London mayor confirms clause will be triggered if line not open by start of 2023
Transport for London will be forced to pay up if Crossrail does not start running trains through Canary Wharf before the end of next year.
A written answer from London mayor and TfL chair Sadiq Khan revealed the pair had struck a deal that will see Canary Wharf compensated if the Elizabeth line falls more than six months past its current scheduled completion date.
The central section of the line, which includes Canary Wharf and had been due to open in December 2018, will now open in the first half of 2022.
But Khan admitted TfL will be forced to stump up if the opening date slips again.

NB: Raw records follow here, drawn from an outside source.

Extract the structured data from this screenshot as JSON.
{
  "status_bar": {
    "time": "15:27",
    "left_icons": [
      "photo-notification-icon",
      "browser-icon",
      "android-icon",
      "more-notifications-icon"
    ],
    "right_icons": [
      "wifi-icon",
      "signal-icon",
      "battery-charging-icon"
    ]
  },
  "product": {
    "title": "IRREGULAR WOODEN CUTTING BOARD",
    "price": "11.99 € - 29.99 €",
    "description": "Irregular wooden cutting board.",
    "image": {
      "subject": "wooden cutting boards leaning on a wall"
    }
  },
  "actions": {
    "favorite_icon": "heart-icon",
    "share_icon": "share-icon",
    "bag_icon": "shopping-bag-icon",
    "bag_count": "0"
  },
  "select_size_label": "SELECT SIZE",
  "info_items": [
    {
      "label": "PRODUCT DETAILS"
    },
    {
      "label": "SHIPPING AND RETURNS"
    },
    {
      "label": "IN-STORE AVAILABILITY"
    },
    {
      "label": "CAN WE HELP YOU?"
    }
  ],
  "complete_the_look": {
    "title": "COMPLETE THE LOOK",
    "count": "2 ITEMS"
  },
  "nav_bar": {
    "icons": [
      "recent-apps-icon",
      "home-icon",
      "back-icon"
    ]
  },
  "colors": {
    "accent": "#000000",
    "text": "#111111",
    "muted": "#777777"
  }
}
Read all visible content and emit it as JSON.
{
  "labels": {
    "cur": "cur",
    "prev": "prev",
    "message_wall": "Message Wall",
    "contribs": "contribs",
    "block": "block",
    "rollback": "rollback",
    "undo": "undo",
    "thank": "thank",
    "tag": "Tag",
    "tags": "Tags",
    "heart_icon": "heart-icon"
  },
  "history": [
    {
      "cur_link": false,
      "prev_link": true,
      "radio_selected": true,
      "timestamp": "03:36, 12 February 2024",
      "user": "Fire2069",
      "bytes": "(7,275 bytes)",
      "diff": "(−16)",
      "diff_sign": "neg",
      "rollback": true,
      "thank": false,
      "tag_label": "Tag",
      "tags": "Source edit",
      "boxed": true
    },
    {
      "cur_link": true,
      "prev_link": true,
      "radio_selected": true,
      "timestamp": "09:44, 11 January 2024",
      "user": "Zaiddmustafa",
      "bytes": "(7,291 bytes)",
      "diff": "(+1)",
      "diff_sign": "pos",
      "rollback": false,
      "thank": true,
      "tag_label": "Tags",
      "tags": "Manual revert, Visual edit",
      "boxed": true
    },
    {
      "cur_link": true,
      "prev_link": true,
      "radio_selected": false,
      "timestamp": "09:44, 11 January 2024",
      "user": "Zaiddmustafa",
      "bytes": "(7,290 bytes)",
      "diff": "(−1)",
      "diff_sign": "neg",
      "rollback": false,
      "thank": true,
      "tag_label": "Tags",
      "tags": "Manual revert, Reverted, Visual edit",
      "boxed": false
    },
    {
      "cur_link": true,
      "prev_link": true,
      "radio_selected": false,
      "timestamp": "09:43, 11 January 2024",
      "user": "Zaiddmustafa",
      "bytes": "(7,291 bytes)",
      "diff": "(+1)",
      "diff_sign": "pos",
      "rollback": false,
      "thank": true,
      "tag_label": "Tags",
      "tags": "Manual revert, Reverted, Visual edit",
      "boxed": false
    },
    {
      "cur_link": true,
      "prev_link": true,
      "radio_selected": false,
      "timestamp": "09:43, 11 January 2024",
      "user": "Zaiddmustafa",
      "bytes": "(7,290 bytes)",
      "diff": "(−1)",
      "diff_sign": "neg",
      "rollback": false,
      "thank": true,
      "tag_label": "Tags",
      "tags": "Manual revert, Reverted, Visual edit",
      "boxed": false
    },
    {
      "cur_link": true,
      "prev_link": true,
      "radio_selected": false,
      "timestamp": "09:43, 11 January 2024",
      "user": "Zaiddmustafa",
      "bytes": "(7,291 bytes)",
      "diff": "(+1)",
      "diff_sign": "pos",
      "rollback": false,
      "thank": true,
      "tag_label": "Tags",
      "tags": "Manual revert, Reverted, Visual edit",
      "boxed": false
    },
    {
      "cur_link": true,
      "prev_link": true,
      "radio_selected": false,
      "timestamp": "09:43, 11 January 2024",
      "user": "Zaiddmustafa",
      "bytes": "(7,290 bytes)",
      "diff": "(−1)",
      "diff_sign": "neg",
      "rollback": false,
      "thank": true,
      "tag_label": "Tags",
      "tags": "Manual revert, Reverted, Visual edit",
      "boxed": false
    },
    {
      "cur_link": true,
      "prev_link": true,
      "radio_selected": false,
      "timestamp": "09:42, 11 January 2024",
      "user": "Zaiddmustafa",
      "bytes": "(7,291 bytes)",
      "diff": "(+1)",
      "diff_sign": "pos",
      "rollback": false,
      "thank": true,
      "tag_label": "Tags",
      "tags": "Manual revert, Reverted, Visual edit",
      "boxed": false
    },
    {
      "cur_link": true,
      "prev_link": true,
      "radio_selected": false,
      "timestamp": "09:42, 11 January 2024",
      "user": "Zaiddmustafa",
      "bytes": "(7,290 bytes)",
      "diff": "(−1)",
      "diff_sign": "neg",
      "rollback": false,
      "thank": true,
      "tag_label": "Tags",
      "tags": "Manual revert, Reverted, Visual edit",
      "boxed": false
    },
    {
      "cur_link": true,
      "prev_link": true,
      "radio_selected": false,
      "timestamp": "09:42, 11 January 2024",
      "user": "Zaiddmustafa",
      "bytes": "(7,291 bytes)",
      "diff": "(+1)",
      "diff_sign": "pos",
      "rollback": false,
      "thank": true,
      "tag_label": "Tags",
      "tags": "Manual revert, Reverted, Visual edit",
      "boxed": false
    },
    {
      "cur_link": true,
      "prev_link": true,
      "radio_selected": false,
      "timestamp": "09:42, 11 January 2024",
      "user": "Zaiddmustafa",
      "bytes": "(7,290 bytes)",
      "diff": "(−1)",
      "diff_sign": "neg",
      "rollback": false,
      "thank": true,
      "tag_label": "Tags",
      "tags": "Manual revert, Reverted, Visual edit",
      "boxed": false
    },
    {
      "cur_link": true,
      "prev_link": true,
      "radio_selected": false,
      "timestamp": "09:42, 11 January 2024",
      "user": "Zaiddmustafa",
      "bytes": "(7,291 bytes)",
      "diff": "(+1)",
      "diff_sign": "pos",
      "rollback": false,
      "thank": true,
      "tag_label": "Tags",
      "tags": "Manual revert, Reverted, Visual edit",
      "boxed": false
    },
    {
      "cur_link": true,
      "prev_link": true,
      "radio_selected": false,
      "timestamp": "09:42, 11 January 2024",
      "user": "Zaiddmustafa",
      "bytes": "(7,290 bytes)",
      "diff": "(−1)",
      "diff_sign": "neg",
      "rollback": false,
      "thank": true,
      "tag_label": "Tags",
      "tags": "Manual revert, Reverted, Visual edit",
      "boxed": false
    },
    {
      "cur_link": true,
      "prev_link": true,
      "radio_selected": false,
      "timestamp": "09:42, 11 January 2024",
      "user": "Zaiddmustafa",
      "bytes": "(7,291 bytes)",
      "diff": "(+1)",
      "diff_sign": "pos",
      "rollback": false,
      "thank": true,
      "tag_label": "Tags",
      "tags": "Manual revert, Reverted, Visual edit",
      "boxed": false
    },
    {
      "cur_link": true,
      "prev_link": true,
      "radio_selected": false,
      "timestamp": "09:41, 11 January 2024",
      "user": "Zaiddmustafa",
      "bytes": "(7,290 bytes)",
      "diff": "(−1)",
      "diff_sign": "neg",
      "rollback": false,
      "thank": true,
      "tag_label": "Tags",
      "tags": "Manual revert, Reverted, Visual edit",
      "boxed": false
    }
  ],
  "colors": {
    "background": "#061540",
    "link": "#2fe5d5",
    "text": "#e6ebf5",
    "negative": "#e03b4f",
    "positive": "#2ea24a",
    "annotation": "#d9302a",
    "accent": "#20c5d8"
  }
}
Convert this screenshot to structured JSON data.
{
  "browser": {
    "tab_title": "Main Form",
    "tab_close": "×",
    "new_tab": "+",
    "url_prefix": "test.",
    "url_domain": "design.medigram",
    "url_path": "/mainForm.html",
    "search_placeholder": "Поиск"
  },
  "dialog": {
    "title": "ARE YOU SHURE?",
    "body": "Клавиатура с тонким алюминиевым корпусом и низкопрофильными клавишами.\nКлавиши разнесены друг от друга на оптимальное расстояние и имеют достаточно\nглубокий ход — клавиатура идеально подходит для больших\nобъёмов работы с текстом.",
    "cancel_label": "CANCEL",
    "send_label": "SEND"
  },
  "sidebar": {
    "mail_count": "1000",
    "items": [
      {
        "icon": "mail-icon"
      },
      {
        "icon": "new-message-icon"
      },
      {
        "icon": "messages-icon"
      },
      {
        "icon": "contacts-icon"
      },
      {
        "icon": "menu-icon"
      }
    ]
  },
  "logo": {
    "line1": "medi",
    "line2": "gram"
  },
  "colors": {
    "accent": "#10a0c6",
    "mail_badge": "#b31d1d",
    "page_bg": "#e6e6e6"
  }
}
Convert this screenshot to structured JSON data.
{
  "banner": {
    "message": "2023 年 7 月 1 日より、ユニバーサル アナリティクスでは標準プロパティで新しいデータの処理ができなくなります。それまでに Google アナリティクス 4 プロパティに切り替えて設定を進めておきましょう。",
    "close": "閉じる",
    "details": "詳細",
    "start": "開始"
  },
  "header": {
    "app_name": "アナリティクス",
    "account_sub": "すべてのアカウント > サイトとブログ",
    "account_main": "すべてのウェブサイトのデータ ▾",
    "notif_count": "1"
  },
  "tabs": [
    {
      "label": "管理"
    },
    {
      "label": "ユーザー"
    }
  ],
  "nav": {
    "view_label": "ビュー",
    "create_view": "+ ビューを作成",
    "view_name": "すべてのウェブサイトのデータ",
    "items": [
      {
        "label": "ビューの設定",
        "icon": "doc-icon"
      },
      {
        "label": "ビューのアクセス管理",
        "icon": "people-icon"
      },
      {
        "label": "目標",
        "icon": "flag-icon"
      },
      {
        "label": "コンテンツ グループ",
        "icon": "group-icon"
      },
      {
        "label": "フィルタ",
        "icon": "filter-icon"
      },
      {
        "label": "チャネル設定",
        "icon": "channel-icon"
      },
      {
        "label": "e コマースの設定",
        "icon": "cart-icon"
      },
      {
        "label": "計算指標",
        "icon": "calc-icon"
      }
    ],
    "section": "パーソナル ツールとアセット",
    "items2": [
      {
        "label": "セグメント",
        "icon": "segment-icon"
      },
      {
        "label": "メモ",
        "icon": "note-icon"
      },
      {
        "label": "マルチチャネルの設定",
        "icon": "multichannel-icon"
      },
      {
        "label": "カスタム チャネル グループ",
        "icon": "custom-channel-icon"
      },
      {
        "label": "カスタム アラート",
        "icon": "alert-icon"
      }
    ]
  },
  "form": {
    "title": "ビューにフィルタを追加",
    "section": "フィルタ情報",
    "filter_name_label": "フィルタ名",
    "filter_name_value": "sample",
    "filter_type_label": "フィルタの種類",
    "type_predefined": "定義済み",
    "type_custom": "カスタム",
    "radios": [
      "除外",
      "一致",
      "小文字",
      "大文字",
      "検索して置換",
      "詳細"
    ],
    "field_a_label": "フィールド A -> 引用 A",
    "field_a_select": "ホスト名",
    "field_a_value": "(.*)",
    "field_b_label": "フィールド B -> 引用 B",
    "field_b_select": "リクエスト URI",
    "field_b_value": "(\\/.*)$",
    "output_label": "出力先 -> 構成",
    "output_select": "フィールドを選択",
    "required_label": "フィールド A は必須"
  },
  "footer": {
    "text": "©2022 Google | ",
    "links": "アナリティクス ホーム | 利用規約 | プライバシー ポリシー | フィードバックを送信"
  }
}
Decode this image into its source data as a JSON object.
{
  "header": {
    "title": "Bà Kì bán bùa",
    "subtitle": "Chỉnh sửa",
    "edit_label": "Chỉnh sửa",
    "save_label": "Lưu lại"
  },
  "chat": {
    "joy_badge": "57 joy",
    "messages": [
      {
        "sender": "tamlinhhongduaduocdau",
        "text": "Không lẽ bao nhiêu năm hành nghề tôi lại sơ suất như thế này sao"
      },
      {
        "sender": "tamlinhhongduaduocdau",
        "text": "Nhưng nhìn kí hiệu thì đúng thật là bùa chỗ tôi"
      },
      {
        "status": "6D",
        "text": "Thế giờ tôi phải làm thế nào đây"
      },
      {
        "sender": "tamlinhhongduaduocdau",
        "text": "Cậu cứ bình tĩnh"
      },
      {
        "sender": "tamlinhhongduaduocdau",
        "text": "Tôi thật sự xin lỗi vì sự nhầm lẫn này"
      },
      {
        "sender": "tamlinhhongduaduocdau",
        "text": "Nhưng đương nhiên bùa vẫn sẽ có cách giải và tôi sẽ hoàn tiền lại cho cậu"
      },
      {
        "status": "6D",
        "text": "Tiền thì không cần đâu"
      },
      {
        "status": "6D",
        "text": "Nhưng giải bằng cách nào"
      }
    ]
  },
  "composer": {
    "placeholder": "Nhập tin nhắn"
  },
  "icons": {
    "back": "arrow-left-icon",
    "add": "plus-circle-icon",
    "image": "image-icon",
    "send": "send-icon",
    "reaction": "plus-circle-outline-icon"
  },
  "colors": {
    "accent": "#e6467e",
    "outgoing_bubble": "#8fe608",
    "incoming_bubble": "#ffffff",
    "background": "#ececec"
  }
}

He said: “In 2019, Transport for London and Canary Wharf Group agreed that 31 December 2022 is the earliest date on which any payment would become payable for the station not being operational.”
It had previously been reported that TfL and Crossrail could have to fork out £15m to the Canary Wharf Group if its new Elizabeth Line station was not complete by 2021.
Canary Wharf Group is one of several London businesses that have poured funding into Crossrail, with the group spending £150m on the scheme.
Three years ago, Canary Wharf and Crossrail were at loggerheads after the developer accused Crossrail of trying to distract from the scheme’s delays following claims made by the railway’s chief executive to MPs that it was having to spend £80m to make its station, built by the developer’s contracting arm, safe while questioning the quality of work carried out there.
Mark Wild said it was having to shell out the sum to make sure the Foster & Partners-designed station met London Underground standards.
But Canary Wharf Group said it “categorically dismiss[ed]” the comments made by Wild.
A spokesperson added: “When practical completion [at Canary Wharf station] was reached and accepted by Crossrail in September 2015, Crossrail complimented Canary Wharf Group on the quality of its workmanship and materials used.”
Meanwhile, Crossrail has now handed over the Farringdon Elizabeth line station, built by the Bam, Ferrovial and Kier joint venture, to TfL making it the first central London station on the route to reach the milestone.